Volcano Junco
Sooty-faced Finch
Yellow-thighed Brushfinch
Large-footed Finch
Costa Rican Brushfinch
Nicaraguan Grackle
Collared Redstart
Black-cheeked Warbler
Costa Rican Warbler
Black-thighed Grosbeak
Carmiol’s Tanager
Blue-and-gold Tanager
Black-and-yellow Tanager
White-throated Shrike-Tanager
Sulphur-rumped Tanager
Spangle-cheeked Tanager
Nicaraguan Seed-Finch
Peg-billed Finch
Slaty Flowerpiercer

Isolated Subspecies that Live in Costa Rica and Panama that may or may not be separate species

These are various bird species with isolated populations in Costa Rica and Panama. Studies could end up splitting some. Always good to see in any case!

Highland Tinamou
Buffy-crowned Wood-Partridge
Marbled Wood-Quail
Spotted Wood-Quail
Band-tailed Pigeon
Middle American Screech-Owl (birds that live in northwestern Costa Rica)
Hairy Woodpecker
Resplendent Quetzal
Northern Emerald Toucanet
White-crowned Manakin
Mountain Elaenia (birds in Central America sound different from birds in South America)
Nutting’s Flycatcher
Black-crowned Antpitta (the subspecies that occurs in Costa Rica and western Panama looks and sounds a bit different from birds in central-west Panama)
Ochre-breasted Antpitta

Gray-throated Leaftosser
Black-banded Woodcreeper
Strong-billed Woodcreeper
Streaked Xenops
Buff-fronted Foliage-gleaner
Brown-throated Parakeet
Rosy Thrush-Tanager
White-eared Ground-Sparrow
Green Shrike-Vireo (different subspecies on each side of the mountains)
Scaly-breasted Wren
Black-bellied Wren
Bay Wren
White-breasted Wood-Wren
Orange-billed Nightingale-Thrush (the taxon from southern Costa Rica and western Panama)
Olive-crowned (Chiriqui) Yellowthroat
Ashy-throated Chlorospingus
Orange-billed Sparrow (subspecies on each side of the mountains sing quite differently)
Cherries´s (Scarlet-rumped) Tanager
Variable Seedeater
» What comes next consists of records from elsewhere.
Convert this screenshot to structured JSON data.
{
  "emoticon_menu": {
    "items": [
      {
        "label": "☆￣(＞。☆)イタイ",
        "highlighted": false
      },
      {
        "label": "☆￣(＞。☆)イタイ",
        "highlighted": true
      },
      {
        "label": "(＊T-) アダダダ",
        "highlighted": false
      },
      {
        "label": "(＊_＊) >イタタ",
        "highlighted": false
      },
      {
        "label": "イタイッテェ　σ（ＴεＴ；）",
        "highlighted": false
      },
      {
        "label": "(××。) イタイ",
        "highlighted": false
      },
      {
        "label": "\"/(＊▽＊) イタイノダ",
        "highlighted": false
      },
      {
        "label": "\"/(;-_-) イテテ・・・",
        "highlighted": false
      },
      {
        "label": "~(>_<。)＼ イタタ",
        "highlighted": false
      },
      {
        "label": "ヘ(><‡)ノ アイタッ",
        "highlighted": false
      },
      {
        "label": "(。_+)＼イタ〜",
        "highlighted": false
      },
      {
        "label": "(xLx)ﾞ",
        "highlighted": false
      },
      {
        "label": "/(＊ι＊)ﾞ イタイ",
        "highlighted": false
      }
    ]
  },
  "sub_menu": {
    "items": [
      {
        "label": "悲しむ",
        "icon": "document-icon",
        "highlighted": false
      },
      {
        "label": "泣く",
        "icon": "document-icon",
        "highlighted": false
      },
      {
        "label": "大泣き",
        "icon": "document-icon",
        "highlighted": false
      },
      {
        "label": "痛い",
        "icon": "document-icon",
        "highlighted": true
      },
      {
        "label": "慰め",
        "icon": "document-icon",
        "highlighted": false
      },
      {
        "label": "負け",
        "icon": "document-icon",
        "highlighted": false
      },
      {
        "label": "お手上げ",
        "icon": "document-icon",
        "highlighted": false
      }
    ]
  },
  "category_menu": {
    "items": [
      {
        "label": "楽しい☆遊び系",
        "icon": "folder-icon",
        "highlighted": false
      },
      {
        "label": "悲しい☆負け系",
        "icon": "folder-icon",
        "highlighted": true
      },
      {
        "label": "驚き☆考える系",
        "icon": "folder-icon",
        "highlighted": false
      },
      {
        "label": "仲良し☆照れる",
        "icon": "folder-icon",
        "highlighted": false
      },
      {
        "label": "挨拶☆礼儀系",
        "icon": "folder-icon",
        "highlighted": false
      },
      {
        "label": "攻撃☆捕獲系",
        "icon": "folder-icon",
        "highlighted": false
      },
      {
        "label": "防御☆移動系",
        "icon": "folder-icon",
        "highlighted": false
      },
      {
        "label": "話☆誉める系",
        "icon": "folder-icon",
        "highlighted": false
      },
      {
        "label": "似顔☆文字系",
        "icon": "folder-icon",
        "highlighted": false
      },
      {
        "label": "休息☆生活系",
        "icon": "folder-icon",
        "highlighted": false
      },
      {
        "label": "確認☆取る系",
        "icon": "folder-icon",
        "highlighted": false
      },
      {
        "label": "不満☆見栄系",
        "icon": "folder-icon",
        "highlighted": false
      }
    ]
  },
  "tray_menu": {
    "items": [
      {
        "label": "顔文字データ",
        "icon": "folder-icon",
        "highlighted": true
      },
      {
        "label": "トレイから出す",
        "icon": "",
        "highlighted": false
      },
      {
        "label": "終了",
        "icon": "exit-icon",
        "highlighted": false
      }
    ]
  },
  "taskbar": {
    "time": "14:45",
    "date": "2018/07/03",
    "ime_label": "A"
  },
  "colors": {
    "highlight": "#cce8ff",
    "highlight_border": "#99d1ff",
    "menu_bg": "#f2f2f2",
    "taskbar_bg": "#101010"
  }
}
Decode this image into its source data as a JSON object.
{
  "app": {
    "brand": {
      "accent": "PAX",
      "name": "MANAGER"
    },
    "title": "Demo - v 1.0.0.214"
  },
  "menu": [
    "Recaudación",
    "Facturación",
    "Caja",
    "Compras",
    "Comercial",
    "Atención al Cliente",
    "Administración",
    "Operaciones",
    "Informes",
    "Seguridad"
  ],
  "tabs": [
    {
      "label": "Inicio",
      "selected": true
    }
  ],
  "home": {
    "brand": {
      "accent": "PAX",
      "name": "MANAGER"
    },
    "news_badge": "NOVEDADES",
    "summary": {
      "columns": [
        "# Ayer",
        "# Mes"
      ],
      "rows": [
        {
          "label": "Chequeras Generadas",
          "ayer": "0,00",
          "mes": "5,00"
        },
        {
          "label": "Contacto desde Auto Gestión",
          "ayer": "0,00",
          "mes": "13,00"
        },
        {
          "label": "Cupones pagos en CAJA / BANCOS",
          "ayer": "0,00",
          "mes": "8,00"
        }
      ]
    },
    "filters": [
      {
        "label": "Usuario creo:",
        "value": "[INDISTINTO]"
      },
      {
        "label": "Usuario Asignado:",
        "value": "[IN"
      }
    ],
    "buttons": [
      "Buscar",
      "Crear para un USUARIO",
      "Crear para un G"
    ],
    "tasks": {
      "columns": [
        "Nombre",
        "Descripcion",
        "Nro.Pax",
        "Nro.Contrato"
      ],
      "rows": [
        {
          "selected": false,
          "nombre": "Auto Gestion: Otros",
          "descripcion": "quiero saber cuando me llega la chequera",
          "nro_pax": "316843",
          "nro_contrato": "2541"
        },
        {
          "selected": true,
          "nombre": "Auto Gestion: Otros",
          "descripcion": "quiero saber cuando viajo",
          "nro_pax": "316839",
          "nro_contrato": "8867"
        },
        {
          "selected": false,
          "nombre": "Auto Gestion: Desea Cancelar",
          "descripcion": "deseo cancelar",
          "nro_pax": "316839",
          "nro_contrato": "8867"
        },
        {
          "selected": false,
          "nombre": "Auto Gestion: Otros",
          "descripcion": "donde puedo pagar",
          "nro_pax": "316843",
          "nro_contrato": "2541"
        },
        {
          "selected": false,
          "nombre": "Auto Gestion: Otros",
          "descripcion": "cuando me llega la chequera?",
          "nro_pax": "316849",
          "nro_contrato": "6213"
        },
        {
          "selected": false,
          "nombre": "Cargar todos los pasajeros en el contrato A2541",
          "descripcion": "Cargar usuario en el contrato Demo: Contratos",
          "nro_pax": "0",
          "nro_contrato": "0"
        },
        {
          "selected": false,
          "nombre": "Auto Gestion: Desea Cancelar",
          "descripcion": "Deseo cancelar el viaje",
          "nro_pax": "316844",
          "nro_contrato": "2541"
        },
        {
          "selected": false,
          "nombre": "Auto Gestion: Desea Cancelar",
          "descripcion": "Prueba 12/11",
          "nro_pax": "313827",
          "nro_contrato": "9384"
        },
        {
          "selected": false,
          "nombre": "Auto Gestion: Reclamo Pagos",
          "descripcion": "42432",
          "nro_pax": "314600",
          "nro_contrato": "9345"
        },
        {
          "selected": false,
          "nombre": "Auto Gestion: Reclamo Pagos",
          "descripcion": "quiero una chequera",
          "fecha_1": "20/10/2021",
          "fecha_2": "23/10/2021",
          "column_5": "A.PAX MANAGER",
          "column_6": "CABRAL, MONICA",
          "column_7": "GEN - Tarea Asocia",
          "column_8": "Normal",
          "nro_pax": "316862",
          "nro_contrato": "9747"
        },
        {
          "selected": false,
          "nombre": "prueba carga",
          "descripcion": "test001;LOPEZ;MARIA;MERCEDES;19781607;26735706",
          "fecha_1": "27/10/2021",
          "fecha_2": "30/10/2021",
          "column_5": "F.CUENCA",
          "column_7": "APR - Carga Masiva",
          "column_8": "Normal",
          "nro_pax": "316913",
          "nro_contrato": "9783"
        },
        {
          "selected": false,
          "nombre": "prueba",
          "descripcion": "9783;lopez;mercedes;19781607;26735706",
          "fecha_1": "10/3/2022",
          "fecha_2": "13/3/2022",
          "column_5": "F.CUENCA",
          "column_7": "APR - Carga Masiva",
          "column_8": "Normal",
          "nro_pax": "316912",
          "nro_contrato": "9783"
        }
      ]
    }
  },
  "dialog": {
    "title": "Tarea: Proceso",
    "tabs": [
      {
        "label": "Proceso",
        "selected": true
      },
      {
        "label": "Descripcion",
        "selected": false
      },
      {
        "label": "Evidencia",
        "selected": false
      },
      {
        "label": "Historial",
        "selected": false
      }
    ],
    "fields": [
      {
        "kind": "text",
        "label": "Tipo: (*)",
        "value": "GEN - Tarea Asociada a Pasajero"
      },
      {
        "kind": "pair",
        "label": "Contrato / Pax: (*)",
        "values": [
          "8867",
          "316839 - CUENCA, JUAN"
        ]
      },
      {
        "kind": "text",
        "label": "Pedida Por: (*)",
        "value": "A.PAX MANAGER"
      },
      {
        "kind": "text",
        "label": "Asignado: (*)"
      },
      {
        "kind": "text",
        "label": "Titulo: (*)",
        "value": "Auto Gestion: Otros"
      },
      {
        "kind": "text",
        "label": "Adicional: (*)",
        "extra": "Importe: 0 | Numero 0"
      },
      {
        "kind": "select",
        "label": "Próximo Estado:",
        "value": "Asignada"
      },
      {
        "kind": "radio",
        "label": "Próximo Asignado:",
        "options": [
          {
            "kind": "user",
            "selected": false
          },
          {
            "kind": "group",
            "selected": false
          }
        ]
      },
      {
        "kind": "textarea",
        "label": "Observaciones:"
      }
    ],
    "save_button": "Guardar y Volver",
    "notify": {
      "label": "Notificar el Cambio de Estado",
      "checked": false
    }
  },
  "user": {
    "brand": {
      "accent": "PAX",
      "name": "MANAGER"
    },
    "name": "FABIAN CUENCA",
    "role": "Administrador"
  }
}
To make the birding in Costa Rica even more exciting, some species in the cloud forests of northern Costa Rica are distinct subspecies that may end up warranting species status too!

Those include subspecies of Silvery-throated Tapaculo, Fiery-throated Hummingbird*, Black-and-Yellow Silky-Flycatcher, and other birds. It seems like the more we look, the more biodiverse our planet is.

So, there’s a nice list of birds to think about when you go birding in Costa Rica! Seem overwhelming? You won’t be alone. With well over 900 species to keep in mind, birdwatching in Costa Rica is naturally mindboggling.

Even so, it’s always good to know about endemics, and birds to look for. While looking for these, you’ll also see lots more. Happy birding, I hope to see you here!

Learn about the best places to see these birds in my bird finding guide for Costa Rica. To learn about itineraries that can target these birds, contact me at [email protected].

*Thanks to local birder Tyler Wenzel for reminding me about that.

Here’s a downloadable PDF version of these lists: